May 23 2019

Lira drops on report Turkey given two-week deadline to cancel S-400s

Turkey’s lira fell against the dollar on Thursday, approaching the lowest levels since September, after CNBC reported that Ankara has a little over two weeks to cancel plans to buy Russian S-400 missiles or face severe penalties.

The lira fell to as low as 6.15 against the dollar and was down 0.6 percent at 6.13 as of 2:21 p.m. local time in Istanbul.

Turkey must abandon the multi-billion-dollar deal by the end of the first week of June and buy a Patriot missile defence system instead. Otherwise it will face removal from the F-35 stealth fighter programme, forfeiture of 100 of the jets and imposition of U.S. sanctions, CNBC said citing multiple people familiar with the matter.

Turkish Deputy Foreign Minister Yavuz Selim Kiran denied that the U.S. had set a deadline, the pro-government A-Haber television said.

Turkey is in the middle of a political crisis with the United States and its NATO allies over the plans to take delivery of Russian weapons as early as July. Western politicians and analysts see the deal as threatening NATO unity and a sign of Turkey’s estrangement from the West under the increasingly authoritarian rule of President Recep Tayyip Erdoğan.

Erdoğan, who has developed close political relations with Russian President Vladimir Putin over the past three years, has insisted several times this month that the plan to buy S-400s is a done deal and won't be reversed. 

The crisis with the United States is having a knock-on effect on the economy, which entered a recession in the second half of last year.
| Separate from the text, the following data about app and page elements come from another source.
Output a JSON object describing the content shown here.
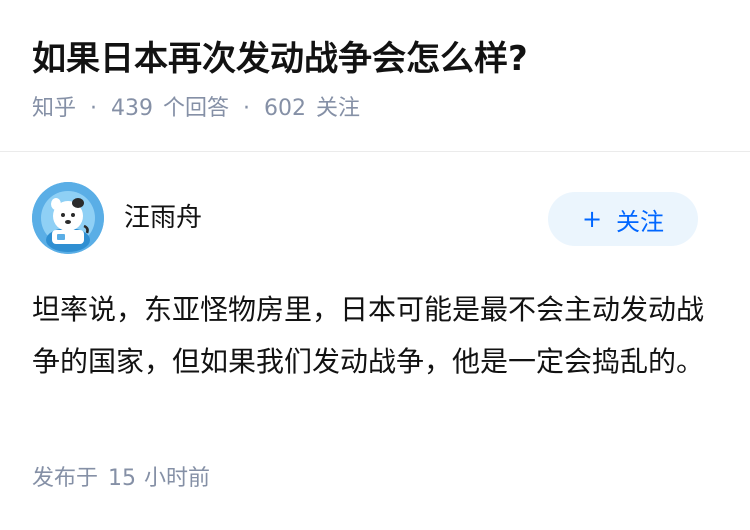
{
  "question": {
    "title": "如果日本再次发动战争会怎么样?",
    "source": "知乎",
    "separator": "·",
    "answer_count": "439",
    "answer_label": "个回答",
    "follower_count": "602",
    "follower_label": "关注"
  },
  "answer": {
    "author_name": "汪雨舟",
    "follow_button": {
      "icon": "+",
      "label": "关注"
    },
    "content": "坦率说，东亚怪物房里，日本可能是最不会主动发动战争的国家，但如果我们发动战争，他是一定会捣乱的。",
    "published_prefix": "发布于",
    "published_value": "15",
    "published_unit": "小时前"
  },
  "colors": {
    "meta_gray": "#8590a6",
    "accent_blue": "#0066ff",
    "button_bg": "#ebf5fd"
  }
}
The central bank reported this week that consumer confidence in the country fell to the lowest levels since records began in 2003. The volatility is prompting Turks to buy foreign currency to protect their savings.

Erdoğan's political clashes with the United States, including a crisis over Turkey's detention of a U.S. pastor last year, may have lost him friends in the West, but his stance has won support among many Turks and Muslims in the wider Middle East who oppose American power.